Rolf Jensen began his career working and traveling for the Danish Ministries of Defense and Fisheries, and the Foreign Office. In the 1980s, he took over as director of The Copenhagen Institute for Future Studies, which grew into one of the world's largest future-oriented think tanks under him. In the last two decades, the Institute acted as strategic adviser to more than 100 leading international companies and government agencies. Jensen was also council adviser to The Futures Council of the Conference Board in Europe. With the international success of his books The Dream Society and Heartstorm, Jensen founded his own enterprise, Dream Company Inc., which allowed him to devote more time to research.
Q: Your international best seller, The Dream Society, sprang from an interesting question I've never heard anyone ask before: What comes after the Information Age? So perhaps that's the best place to start. How do you answer that question?
A: That question arose some years ago. I had been studying the future for many years, and one morning while briefing a couple of major clients on the changes to expect in the business environment in the next five to 10 years, one asked, "What comes after the Information Age?" My first reaction was to say, "Maybe nothing comes after." I assured them the Information Society would be around for quite a while. I told them if I ever came up with anything on that, I would call them.

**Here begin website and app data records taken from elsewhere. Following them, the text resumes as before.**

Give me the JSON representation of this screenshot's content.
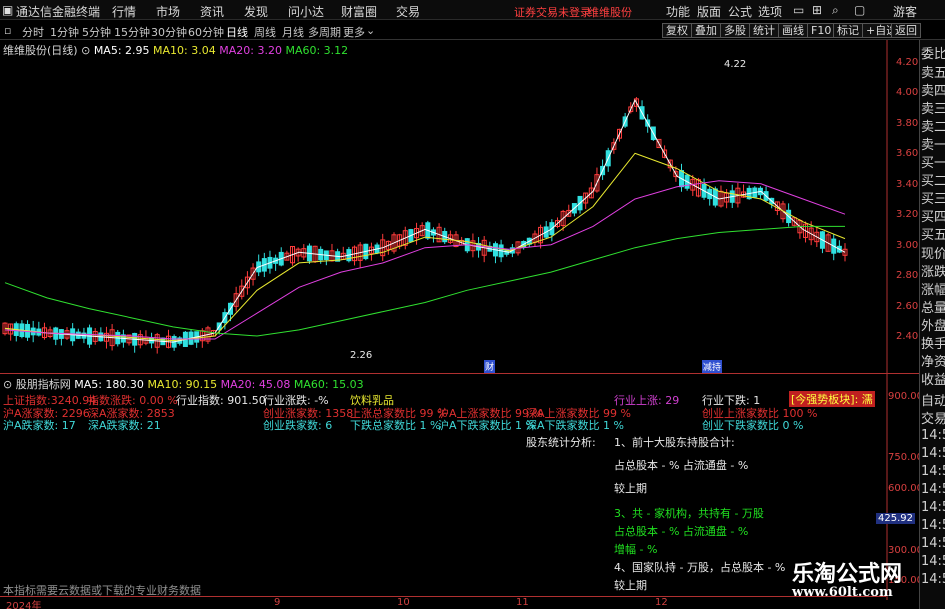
{
  "menubar": {
    "app_title": "通达信金融终端",
    "items": [
      "行情",
      "市场",
      "资讯",
      "发现",
      "问小达",
      "财富圈",
      "交易"
    ],
    "status_notice": "证券交易未登录",
    "stock_name": "维维股份",
    "right_items": [
      "功能",
      "版面",
      "公式",
      "选项"
    ],
    "user": "游客"
  },
  "periods": {
    "items": [
      "分时",
      "1分钟",
      "5分钟",
      "15分钟",
      "30分钟",
      "60分钟",
      "日线",
      "周线",
      "月线",
      "多周期",
      "更多"
    ],
    "active": "日线"
  },
  "toolbar": {
    "buttons": [
      "复权",
      "叠加",
      "多股",
      "统计",
      "画线",
      "F10",
      "标记",
      "+自选",
      "返回"
    ]
  },
  "main_chart": {
    "title": "维维股份(日线)",
    "ma5": "MA5: 2.95",
    "ma10": "MA10: 3.04",
    "ma20": "MA20: 3.20",
    "ma60": "MA60: 3.12",
    "high_label": "4.22",
    "low_label": "2.26",
    "marker_cai": "财",
    "marker_jia": "减持",
    "colors": {
      "up": "#ff3c3c",
      "down": "#30e0e0",
      "ma5": "#ffffff",
      "ma10": "#e8e830",
      "ma20": "#e040e0",
      "ma60": "#30e030"
    }
  },
  "chart_data": {
    "type": "line",
    "title": "维维股份(日线)",
    "yticks": [
      "4.20",
      "4.00",
      "3.80",
      "3.60",
      "3.40",
      "3.20",
      "3.00",
      "2.80",
      "2.60",
      "2.40"
    ],
    "ylim": [
      2.26,
      4.22
    ],
    "xticks": [
      "2024年",
      "9",
      "10",
      "11",
      "12"
    ],
    "series": [
      {
        "name": "MA5",
        "values": [
          2.45,
          2.42,
          2.4,
          2.38,
          2.36,
          2.42,
          2.85,
          2.95,
          2.92,
          2.98,
          3.1,
          3.0,
          2.95,
          3.1,
          3.35,
          3.95,
          3.45,
          3.3,
          3.35,
          3.1,
          2.95
        ]
      },
      {
        "name": "MA10",
        "values": [
          2.45,
          2.42,
          2.41,
          2.39,
          2.37,
          2.4,
          2.7,
          2.88,
          2.9,
          2.95,
          3.05,
          3.02,
          2.96,
          3.05,
          3.25,
          3.6,
          3.5,
          3.35,
          3.3,
          3.15,
          3.04
        ]
      },
      {
        "name": "MA20",
        "values": [
          2.44,
          2.42,
          2.41,
          2.4,
          2.38,
          2.38,
          2.55,
          2.72,
          2.82,
          2.88,
          2.98,
          3.0,
          2.97,
          3.0,
          3.12,
          3.3,
          3.38,
          3.42,
          3.4,
          3.3,
          3.2
        ]
      },
      {
        "name": "MA60",
        "values": [
          2.75,
          2.65,
          2.58,
          2.52,
          2.46,
          2.42,
          2.4,
          2.44,
          2.5,
          2.56,
          2.62,
          2.7,
          2.76,
          2.82,
          2.9,
          2.98,
          3.04,
          3.08,
          3.1,
          3.12,
          3.12
        ]
      }
    ]
  },
  "right_strip": {
    "items": [
      "委比",
      "卖五",
      "卖四",
      "卖三",
      "卖二",
      "卖一",
      "买一",
      "买二",
      "买三",
      "买四",
      "买五",
      "现价",
      "涨跌",
      "涨幅",
      "总量",
      "外盘",
      "换手",
      "净资",
      "收益",
      "自动",
      "交易",
      "14:5",
      "14:5",
      "14:5",
      "14:5",
      "14:5",
      "14:5",
      "14:5",
      "14:5",
      "14:5"
    ]
  },
  "indicator": {
    "title": "股朋指标网",
    "ma5": "MA5: 180.30",
    "ma10": "MA10: 90.15",
    "ma20": "MA20: 45.08",
    "ma60": "MA60: 15.03",
    "yticks": [
      "900.00",
      "750.00",
      "600.00",
      "425.92",
      "300.00",
      "150.00"
    ],
    "strong_sector": "[今强势板块]: 濡",
    "rows": [
      [
        "上证指数:3240.94",
        "指数涨跌: 0.00 %",
        "行业指数: 901.50",
        "行业涨跌: -%",
        "饮料乳品",
        "行业上涨: 29",
        "行业下跌: 1"
      ],
      [
        "沪A涨家数: 2296",
        "深A涨家数: 2853",
        "创业涨家数: 1358",
        "上涨总家数比 99 %",
        "沪A上涨家数比 99 %",
        "深A上涨家数比 99 %",
        "创业上涨家数比 100 %"
      ],
      [
        "沪A跌家数: 17",
        "深A跌家数: 21",
        "创业跌家数: 6",
        "下跌总家数比 1 %",
        "沪A下跌家数比 1 %",
        "深A下跌家数比 1 %",
        "创业下跌家数比 0 %"
      ]
    ],
    "holder_title": "股东统计分析:",
    "holder_lines": [
      "1、前十大股东持股合计:",
      "占总股本 - %   占流通盘 - %",
      "较上期",
      "3、共 - 家机构，共持有 - 万股",
      "占总股本 - %   占流通盘 - %",
      "增幅 - %",
      "4、国家队持 - 万股，占总股本 - %",
      "较上期"
    ],
    "footer_note": "本指标需要云数据或下载的专业财务数据"
  },
  "watermark": {
    "line1": "乐淘公式网",
    "line2": "www.60lt.com"
  }
}
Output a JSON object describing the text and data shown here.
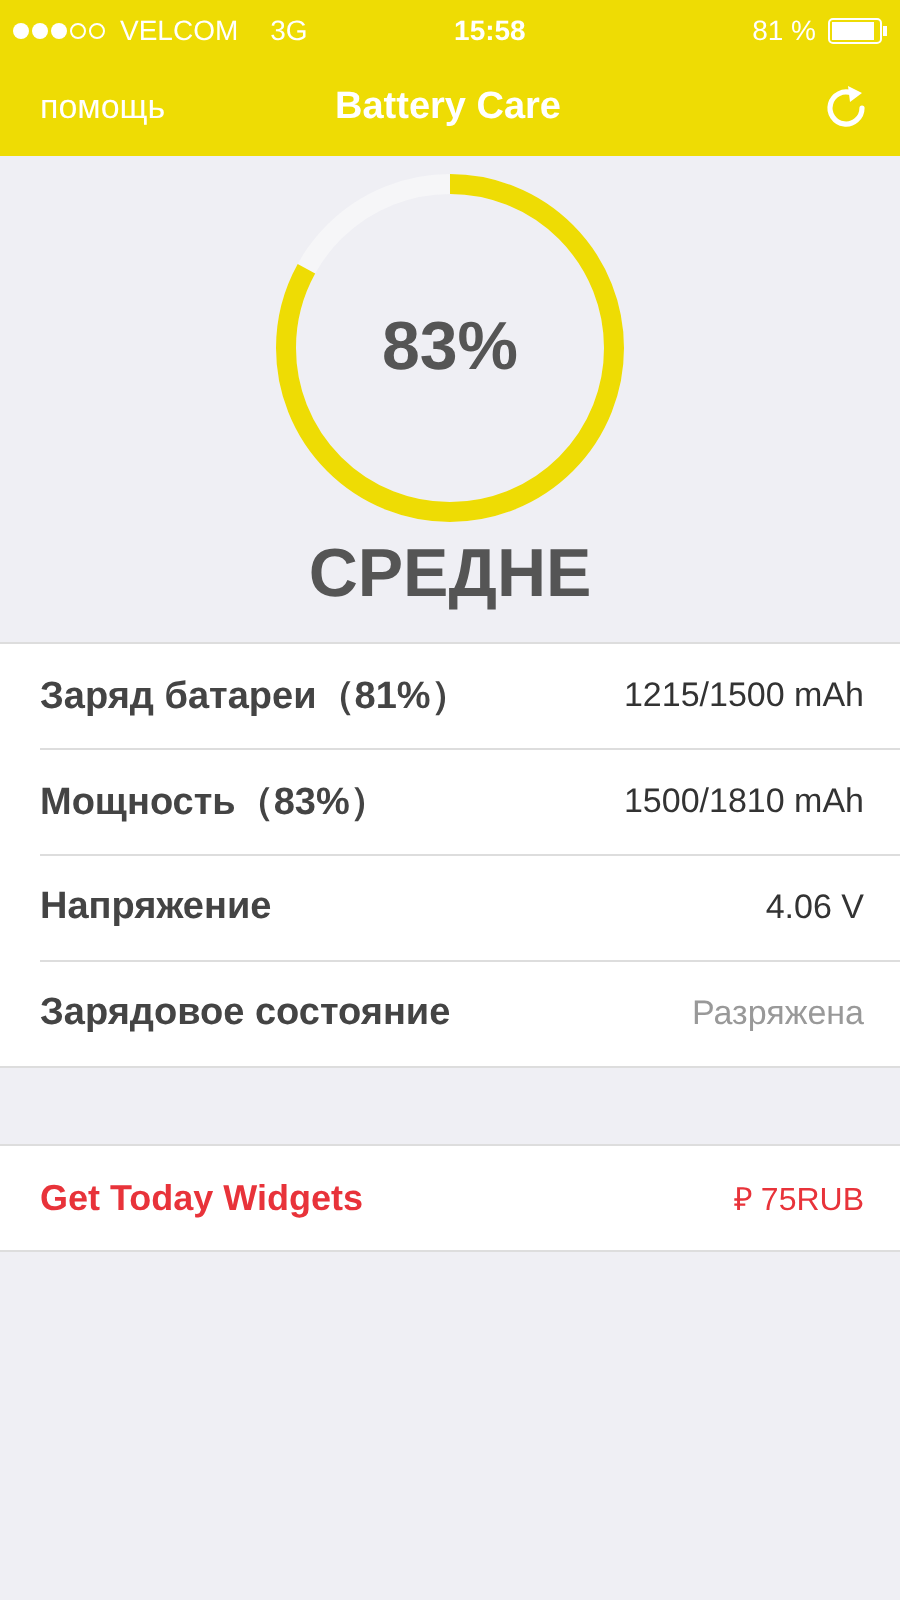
{
  "status_bar": {
    "carrier": "VELCOM",
    "network": "3G",
    "time": "15:58",
    "battery_text": "81 %"
  },
  "nav": {
    "left": "помощь",
    "title": "Battery Care"
  },
  "gauge": {
    "level": 0.83,
    "reading": "83%",
    "rating": "СРЕДНЕ"
  },
  "stats": [
    {
      "label": "Заряд батареи（81%）",
      "value": "1215/1500 mAh",
      "kind": "reading"
    },
    {
      "label": "Мощность（83%）",
      "value": "1500/1810 mAh",
      "kind": "reading"
    },
    {
      "label": "Напряжение",
      "value": "4.06 V",
      "kind": "reading"
    },
    {
      "label": "Зарядовое состояние",
      "value": "Разряжена",
      "kind": "status"
    }
  ],
  "offer": {
    "label": "Get Today Widgets",
    "price": "₽ 75RUB"
  }
}
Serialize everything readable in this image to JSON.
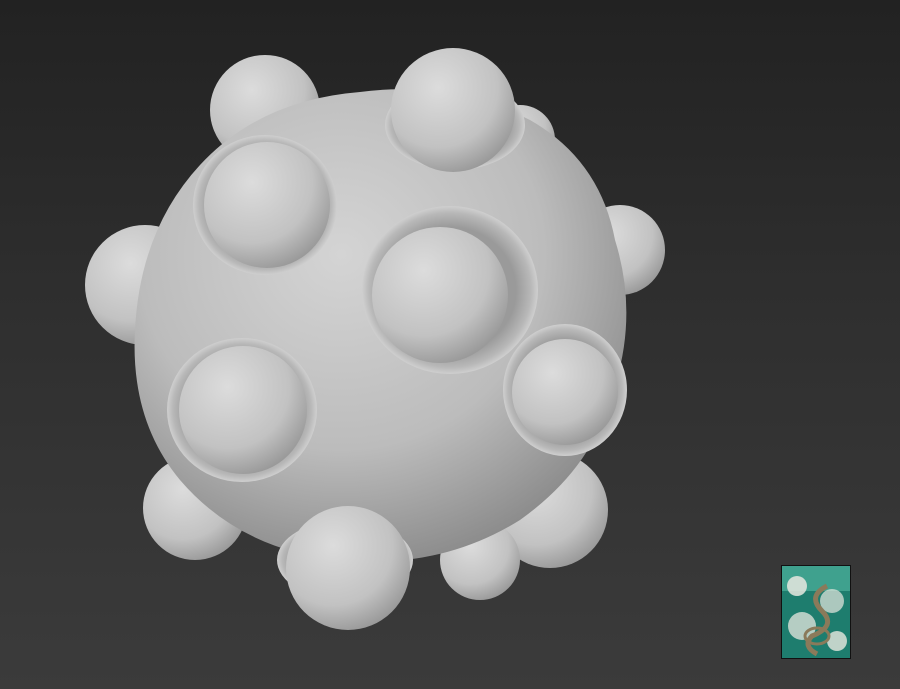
{
  "viewport": {
    "background_top": "#222222",
    "background_bottom": "#3b3b3b"
  },
  "model": {
    "icon": "sphere-cluster-model",
    "base_color": "#bdbdbd",
    "shadow_color": "#6e6e6e"
  },
  "thumbnail": {
    "icon": "texture-preview-thumbnail",
    "colors": [
      "#1e7d6e",
      "#e8e8e0",
      "#3fa18e",
      "#8a7a5a"
    ]
  }
}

After the meeting I sat for some time thinking about what the next shift would be. We began looking at that in earnest and especially looking at the marketplace for clues on what the future held. One thing we considered was why people bought what they did. At that time, the fashion in Denmark was buying eggs from free-range hens. These would sell for a premium price, although in essence, the product was the same. Whether free-range or not, each type of egg has the same look, the same nutrition.
But the emotional value is different. People did not want hens to live their lives in small cages. They wanted eggs produced using the technology and methods of their grandparents, even if this meant they were a lot more expensive. Free-range eggs had taken over 50 percent of the egg market. The egg market had acquired a new dimension -- it no longer was dominated by the standardized, mass-produced commodity produced at the lowest possible price.
We then took a look at another market: the watch market. I would say more than 50 percent of the turnover in the watch market comes from emotional or value factors. If you are simply buying for function, then for a few dollars you can get a watch that is precise. Today, with quartz technology, even a cheap watch is precise. So why buy a Rolex, a Swatch or what have you? You buy for style, but cheap watches also offer many styles. So people also buy for the design and for the signals a product sends about them. The idea here is that we seem to be moving from information toward values and emotions in the marketplace.
So what about jobs? What about companies? The same thing is happening here. Today we are talking about values-based management, not control management. We are talking about team building. Under team building we have such things as walking on glowing coals, building kites or what have you -- things that have nothing to do with the job as such. Look at Daniel Goleman's best-selling book, Emotional Intelligence, where he is saying intellectual intelligence is OK, but emotional intelligence is becoming more and more important in government and business. These were the clues or ideas we felt pointed toward the future age.